# [Task brief]
Set down every record below exactly as written, but leave out the pictures.

Interface dataset entries:
^^^^^^^^

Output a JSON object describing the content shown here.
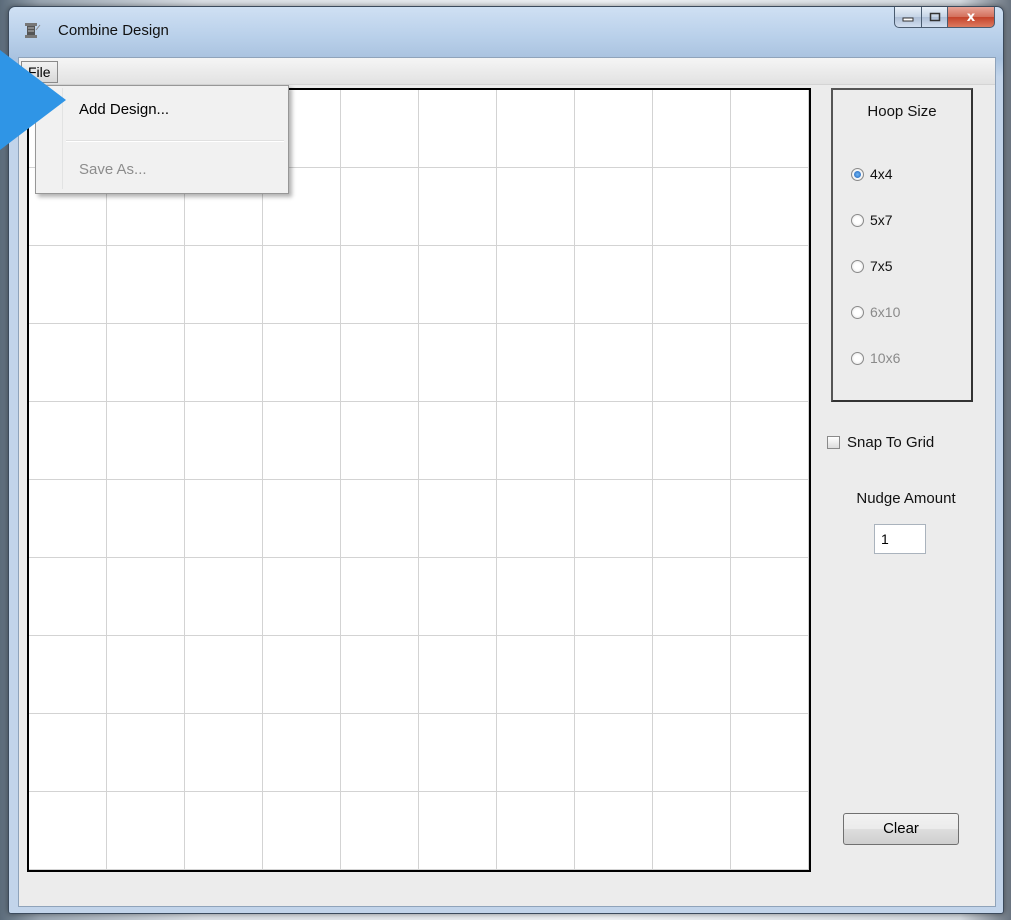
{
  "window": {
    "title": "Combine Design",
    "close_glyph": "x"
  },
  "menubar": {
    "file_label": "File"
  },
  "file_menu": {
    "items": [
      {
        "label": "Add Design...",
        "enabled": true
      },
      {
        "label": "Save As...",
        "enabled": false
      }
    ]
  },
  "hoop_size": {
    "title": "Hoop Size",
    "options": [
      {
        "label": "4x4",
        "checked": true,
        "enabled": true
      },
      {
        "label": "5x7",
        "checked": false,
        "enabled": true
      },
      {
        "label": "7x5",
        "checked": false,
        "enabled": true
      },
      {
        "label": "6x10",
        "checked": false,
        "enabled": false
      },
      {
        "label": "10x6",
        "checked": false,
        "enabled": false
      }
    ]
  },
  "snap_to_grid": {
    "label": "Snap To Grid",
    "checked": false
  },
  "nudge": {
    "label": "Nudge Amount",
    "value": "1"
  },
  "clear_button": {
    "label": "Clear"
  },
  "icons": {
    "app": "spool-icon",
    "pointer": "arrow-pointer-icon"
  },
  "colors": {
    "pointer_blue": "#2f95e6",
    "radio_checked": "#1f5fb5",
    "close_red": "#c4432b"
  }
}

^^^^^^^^

# [Exercise solution]
Output a JSON object describing the content shown here.
{
  "window": {
    "title": "Combine Design",
    "close_glyph": "x"
  },
  "menubar": {
    "file_label": "File"
  },
  "file_menu": {
    "items": [
      {
        "label": "Add Design...",
        "enabled": true
      },
      {
        "label": "Save As...",
        "enabled": false
      }
    ]
  },
  "hoop_size": {
    "title": "Hoop Size",
    "options": [
      {
        "label": "4x4",
        "checked": true,
        "enabled": true
      },
      {
        "label": "5x7",
        "checked": false,
        "enabled": true
      },
      {
        "label": "7x5",
        "checked": false,
        "enabled": true
      },
      {
        "label": "6x10",
        "checked": false,
        "enabled": false
      },
      {
        "label": "10x6",
        "checked": false,
        "enabled": false
      }
    ]
  },
  "snap_to_grid": {
    "label": "Snap To Grid",
    "checked": false
  },
  "nudge": {
    "label": "Nudge Amount",
    "value": "1"
  },
  "clear_button": {
    "label": "Clear"
  },
  "icons": {
    "app": "spool-icon",
    "pointer": "arrow-pointer-icon"
  },
  "colors": {
    "pointer_blue": "#2f95e6",
    "radio_checked": "#1f5fb5",
    "close_red": "#c4432b"
  }
}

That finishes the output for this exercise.